The opening event of Subsea Expo 2015 in Aberdeen featured a panel discussion amongst some of the industry’s leaders on the main issues facing the supply chain.
A price war between Opec and US shale producers has seen crude drop from more than $110 per barrel last summer to the current level of about $50, a problem made worse for the industry by a trend of spiralling costs and lower investment.
And while there is little agreement among forecasters about the short term future of oil prices, most energy companies are laying off staff and delaying major projects in anticipation of a lean couple of years.
Neil Gordon, chief executive of industry body Subsea UK, admitted the industry is in a “totally different different place than last year,” when huge growth was being predicted, but said that the sector has been in this position before and that it would be wrong to panic.
But several energy chiefs said the problem has been brewing for some time and that a collective failure to adapt quickly and face up to challenges has made the industry’s current plight worse than it needed to be.
North Sea projects group manager at US energy firm Apache, Mark Richardson, said the “horse has bolted” and that the industry should have been reacting years ago.
Watch the video of Mark Richardson below:
Mr Richardson, who expects the oil price to remain below $70 per barrel over the next three years, also lamented that a culture of risk aversion has set in, whereby staff at oil and gas companies do everything in their power to avoid making difficult decisions.
He called for more bravery and an end to over-analysis on the basis that the earlier you make a decision, the more time you have for correction if it turns out to be wrong.
Proserv chief executive David Lamont pointed out that costs tied to oil wells have risen 23% since 2011 and are therefore nothing new. Lower prices have simply brought the issue to the fore.
Watch David speak below:

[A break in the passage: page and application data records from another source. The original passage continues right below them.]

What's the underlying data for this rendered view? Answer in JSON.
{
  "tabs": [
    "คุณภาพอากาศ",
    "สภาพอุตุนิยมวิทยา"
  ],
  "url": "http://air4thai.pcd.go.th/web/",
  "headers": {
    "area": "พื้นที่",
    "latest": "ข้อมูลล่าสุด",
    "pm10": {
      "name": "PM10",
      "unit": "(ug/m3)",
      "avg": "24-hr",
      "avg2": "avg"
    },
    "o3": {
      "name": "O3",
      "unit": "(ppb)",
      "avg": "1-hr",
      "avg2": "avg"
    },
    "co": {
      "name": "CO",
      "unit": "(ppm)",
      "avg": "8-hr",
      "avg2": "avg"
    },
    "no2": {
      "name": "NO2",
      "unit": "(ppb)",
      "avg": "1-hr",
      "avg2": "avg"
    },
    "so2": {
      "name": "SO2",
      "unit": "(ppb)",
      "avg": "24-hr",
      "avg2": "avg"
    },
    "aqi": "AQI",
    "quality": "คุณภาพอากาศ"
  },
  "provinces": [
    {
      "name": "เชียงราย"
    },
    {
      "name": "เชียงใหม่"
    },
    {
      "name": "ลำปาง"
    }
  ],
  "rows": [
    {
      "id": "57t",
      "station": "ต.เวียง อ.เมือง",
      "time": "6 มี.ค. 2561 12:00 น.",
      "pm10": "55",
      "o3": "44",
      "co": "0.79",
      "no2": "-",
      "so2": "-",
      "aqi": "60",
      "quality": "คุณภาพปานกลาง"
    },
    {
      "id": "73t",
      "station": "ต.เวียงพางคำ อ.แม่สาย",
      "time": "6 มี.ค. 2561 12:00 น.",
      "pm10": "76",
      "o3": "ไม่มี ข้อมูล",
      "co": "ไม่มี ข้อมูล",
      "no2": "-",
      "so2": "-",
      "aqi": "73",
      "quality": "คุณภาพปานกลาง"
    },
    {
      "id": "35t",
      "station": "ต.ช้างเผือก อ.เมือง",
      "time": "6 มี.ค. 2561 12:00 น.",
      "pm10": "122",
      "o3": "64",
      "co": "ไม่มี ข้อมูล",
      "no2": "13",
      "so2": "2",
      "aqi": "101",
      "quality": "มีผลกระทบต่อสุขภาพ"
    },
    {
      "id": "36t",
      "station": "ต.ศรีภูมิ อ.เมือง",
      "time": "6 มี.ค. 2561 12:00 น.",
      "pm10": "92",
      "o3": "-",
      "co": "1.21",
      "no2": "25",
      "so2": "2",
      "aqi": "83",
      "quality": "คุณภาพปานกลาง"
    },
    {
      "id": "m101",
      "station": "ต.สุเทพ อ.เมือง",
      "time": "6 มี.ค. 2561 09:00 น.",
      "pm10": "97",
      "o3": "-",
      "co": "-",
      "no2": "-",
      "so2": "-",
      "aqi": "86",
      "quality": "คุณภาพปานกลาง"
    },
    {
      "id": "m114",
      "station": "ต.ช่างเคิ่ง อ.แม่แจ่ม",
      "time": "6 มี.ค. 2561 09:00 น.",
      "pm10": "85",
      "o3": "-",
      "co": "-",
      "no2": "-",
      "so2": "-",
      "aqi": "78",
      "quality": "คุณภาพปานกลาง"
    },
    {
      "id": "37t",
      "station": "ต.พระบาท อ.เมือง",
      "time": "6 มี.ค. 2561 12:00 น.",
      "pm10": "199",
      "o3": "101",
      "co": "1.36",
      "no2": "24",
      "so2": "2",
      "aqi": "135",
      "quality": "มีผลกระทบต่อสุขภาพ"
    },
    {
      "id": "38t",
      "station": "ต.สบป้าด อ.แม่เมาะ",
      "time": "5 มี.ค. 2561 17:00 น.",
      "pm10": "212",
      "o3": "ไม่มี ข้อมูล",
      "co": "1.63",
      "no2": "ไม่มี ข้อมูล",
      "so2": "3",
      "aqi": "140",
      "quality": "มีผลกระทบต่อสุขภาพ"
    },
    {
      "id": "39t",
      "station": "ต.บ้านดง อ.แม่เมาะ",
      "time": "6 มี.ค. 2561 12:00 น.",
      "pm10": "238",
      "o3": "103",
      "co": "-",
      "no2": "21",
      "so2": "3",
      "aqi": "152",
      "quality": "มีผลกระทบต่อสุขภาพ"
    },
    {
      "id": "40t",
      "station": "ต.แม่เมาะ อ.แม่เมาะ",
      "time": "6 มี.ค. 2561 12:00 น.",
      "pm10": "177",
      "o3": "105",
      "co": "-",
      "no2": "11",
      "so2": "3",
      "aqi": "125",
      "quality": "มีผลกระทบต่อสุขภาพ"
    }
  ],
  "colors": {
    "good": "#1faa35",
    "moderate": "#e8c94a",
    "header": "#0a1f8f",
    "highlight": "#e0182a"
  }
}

All of the session’s guest speakers said they were optimistic about the industry’s future and that difficult periods can bring the best out of the sector by putting emphasis on innovation.
However, there was also a consensus that companies need to start cooperating with each other to turn the corner and unearth more oil and gas from marginal fields.
Watch the video of Phil Simons below:
“We are one of the most innovative industries in the world … but rising costs and delays in projects show that we are not the most efficient or collaborative,” said Phil Simons, UK and Canada vice president at Subsea 7.
“Engineering hours rise not because tasks have become more complicated, but because teams are now working against each to prove the other is wrong rather than working towards a common goal,” Mr Simons added.
Proserv’s Mr Lamont agreed, saying that when a company tries to unearth a new well there can often be interference from rivals trying to get piece of the pie, even though the North Sea still has plenty to go around.
“If everyone collaborates we can each have a bone,” he said.